Electromagnetic wave propagating in a metal
Hi. I've been having trouble with this question for a few days. The question is as follows;
"Consider a plane electromagnetic wave with angular frequency ω propagating in a large good metal with electric conductivity s (assume that sigma/omega*epsilon_0 ≫ 1), the wave electric field may be written as E=E_0 exp[omega*tkz]. The electric field only has an x component. If we assume that the wave number k is real and known, find the expression for the angular frequency (its real and imaginary part) by assuming that the metal has both relative permittivity and relative permeability equal to 1."
Using Maxwell's, Ampere's and Ohm's Laws, we find that
k^2 = epsilon_0*mu_0*omega^2 + j*mu_0*sigma*omega
My notes show the logical conclusion of such a question if k is complex and omega is real, but I'm not really sure of how to do the reverse.
If sigma/omega*epsilon_0≫1, then the first part of the RHS disappears so that
k^2=j*mu_0*sigma*omega
which can be rearranged to get
omega = (k^2/(mu_0*sigma))*j

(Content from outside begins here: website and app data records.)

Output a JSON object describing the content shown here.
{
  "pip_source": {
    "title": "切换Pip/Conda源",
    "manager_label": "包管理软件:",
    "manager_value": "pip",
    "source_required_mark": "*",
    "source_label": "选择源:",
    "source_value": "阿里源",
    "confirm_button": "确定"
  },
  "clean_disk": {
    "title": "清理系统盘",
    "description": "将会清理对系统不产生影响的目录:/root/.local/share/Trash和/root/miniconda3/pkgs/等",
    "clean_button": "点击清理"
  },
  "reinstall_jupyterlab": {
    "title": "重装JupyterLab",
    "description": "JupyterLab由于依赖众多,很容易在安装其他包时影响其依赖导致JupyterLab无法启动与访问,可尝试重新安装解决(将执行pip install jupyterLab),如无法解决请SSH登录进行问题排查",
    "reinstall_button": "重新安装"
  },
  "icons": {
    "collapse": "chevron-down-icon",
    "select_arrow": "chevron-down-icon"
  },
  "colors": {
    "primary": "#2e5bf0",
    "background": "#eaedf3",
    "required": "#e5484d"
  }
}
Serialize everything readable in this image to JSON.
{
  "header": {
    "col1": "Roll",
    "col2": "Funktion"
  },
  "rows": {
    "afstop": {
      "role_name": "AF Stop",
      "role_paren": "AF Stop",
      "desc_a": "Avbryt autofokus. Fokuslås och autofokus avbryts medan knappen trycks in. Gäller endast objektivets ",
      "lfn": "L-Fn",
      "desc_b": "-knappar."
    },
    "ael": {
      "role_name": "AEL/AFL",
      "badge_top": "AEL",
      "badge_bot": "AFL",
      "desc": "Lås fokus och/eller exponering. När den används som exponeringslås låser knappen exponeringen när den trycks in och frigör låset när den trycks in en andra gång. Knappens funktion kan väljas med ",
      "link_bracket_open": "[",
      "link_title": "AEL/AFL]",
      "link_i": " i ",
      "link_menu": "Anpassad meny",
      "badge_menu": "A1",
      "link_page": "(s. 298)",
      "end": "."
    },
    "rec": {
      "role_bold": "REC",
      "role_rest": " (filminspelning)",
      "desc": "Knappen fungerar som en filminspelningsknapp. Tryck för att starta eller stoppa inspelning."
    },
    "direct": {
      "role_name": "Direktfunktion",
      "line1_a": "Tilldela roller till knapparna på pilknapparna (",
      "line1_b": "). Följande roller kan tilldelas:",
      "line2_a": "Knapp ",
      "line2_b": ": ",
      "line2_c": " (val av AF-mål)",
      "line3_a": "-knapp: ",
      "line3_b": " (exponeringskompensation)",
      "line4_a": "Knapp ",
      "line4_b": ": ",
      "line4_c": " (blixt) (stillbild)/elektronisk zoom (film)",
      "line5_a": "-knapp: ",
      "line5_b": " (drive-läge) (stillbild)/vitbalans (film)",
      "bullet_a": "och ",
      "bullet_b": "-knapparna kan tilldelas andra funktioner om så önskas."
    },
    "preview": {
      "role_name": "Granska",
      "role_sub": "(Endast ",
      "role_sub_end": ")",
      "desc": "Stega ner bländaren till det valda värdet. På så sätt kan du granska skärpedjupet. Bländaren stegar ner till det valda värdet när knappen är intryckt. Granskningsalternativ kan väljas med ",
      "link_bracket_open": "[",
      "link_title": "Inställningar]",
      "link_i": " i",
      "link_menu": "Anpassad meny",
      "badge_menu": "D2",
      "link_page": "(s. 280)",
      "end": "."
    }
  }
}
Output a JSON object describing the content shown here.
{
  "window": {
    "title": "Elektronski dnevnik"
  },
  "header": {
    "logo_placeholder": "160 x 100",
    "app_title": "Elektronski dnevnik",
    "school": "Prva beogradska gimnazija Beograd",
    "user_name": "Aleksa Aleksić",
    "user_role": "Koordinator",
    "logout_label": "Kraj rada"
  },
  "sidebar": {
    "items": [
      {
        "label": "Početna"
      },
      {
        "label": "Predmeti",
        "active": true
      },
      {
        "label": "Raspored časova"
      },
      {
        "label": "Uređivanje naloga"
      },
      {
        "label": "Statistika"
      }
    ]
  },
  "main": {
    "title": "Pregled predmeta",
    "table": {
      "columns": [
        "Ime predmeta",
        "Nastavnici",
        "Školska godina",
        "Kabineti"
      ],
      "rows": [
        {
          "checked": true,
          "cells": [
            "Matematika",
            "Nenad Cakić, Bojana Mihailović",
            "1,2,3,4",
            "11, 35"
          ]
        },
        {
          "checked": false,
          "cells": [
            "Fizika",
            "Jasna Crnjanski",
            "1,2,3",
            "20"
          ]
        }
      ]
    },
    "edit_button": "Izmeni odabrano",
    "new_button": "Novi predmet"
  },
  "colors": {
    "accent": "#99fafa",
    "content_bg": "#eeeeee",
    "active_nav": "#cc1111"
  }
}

I then let omega be complex, so that omega = beta  alpha*j... but I have no idea where to go from here (or if this is even correct). Any help would be appreciated!